Joan grew up in Brooklyn. Her mother was a doctor, and worked far too many hours; her father- well, her father wasn’t in the picture.
Joan raised herself, mostly.
Joan is a brilliant woman. She has never doubted that. She always did well in school, but school is only one way to be brilliant. She knows she is brilliant because she understands people. She can look at them and figure them out.
Her teachers wanted her to become a psychiatrist.
She chose to be a surgeon instead.
Essentially, it’s the same thing. She has always enjoyed taking people apart.
She’s a serious student. She has to be. There are too many people in med school looking for reasons to fail her. They don’t say it outright, but she knows: she’s a woman, she’s Asian, she’s from a fairly poor neighborhood in Brooklyn. She is everything they do not want in their field.
She dresses the part. She works three jobs, uses her paychecks to pay her bills and to buy a new wardrobe. She likes clothes with clean lines. She likes heels that make her taller so she can stare down at people.
She studies constantly. Her books are her closest friends, the only friends she has for a long time. She can’t afford to screw this up. She wants this. She wants this more than anything she’s ever wanted before.
When she graduates from medical school, she wants to look at everyone sitting in the audience and shout “Fuck you!” as loud as she can.
She settles instead for smirking.
In some ways, residency is easier.
They still don’t like her, but she’s used to it now.
She’s a superior surgeon, and she knows it. She’s confident and sure of herself, and she’s willing to fight for the lives on her table. She’s a trauma surgeon- her poise and cool made her a natural at it. She deals with mugging victims and gang members, suicide attempts and attempted murders. She doesn’t flinch, she doesn’t look away. She saves it all for after, when her patient is alive and in recovery, and she can go home, pour a drink, and cry, scream, rage against the injustices of the world.
There are too many young faces on her table, too many faces like those she grew up with, and it just isn’t fair.
So much just isn’t fair.
When she loses her job- when she’s fired- when she makes a mistake-
She didn’t make a mistake. She did not make a mistake. She is meticulous, exacting, a superb surgeon, and she did not make a mistake.
The mistake- and she does not consider it to be so, not anymore- was arguing with the head of her department about it. He’d been looking to fire her for quite some time. He is not a man who takes being told ‘no’ lightly. And she has said no. Repeatedly.

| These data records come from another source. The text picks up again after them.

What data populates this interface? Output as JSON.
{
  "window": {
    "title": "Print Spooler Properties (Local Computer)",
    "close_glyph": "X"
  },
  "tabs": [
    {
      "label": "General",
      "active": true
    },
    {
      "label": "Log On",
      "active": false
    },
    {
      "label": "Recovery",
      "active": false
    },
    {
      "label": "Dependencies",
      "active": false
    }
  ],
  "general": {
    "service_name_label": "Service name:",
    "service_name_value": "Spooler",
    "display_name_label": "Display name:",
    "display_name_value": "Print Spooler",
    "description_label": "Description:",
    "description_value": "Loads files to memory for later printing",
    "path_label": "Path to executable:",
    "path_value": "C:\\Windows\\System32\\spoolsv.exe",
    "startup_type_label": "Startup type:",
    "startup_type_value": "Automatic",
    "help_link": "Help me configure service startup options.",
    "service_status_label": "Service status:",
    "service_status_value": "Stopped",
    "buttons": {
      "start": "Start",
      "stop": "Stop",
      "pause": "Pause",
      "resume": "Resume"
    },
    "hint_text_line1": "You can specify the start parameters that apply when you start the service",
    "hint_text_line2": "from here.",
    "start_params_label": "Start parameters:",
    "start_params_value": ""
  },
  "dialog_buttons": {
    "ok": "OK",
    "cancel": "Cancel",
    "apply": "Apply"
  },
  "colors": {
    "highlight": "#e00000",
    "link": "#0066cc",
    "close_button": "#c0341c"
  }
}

Her patient died. It’s a tragedy. But she did not make a mistake.
They take her license.
She wants to burn the world down.
She jogs around Brooklyn, through parks and along the East River and the Bay. Sometimes she jogs through cemeteries just to experience brief, fleeting moments of quiet.
It’s good exercise. She has seen unhealthy hearts on her operating table before, seen destroyed lungs even while picking out bullets and stitching up stab wounds. It is the best incentive in the world. Her friends- the few she has left- express admiration for her relentless jogging schedule.
(She likes to pretend that she took up jogging when she still was a surgeon. That damaged hearts and lungs were her incentive, rather than her excuse. She likes to pretend that it is something to admire.)
(In truth, she took up jogging after she lost her license. She runs to get away. It’s as simple as that.)
As it happens, paying loans, paying bills, and paying rent are all difficult when you lose your job. Joan explains this to Mykayla Stamford, her best friend since med school, her one real friend left, over a lunch she can’t really afford. Mykayla is a doctor too, but she works in a rehab clinic, whereas Joan opted for surgery.
“Solution is simple, honey,” Mykayla says, grinning. “Come work for me.”
And since Joan is broke, she does. Being a personal recovery assistant (such a fancy title for a sober companion) isn’t like being a surgeon, but it’s something.
Joan Watson is often mistaken for a weak woman. She has delicate hands and a graceful neck. She’s quiet, for the most part. People look at her and presume that she’s fragile, that she’ll fall apart, that she isn’t capable of taking care of herself.
Those people are all wrong.
Joan Watson is armed and dangerous. Her tongue is barbed and always ready. She’s smart and knows people better than they know themselves, and when she puts it all together it leads to vicious retorts that have left the toughest men and women in tears.
Joan Watson is a survivor. She raised herself, she got herself through school and residencies, she became a surgeon, she picked herself up after she was fired, she found a new job, she kept going.
Strength is not always physical.
“I have a new case for you,” Mykayla says, handing her a file. Joan takes it, flips it open.
Sherlock Holmes, it says. Joan scans it, closes it, and nods.
“When do I begin?”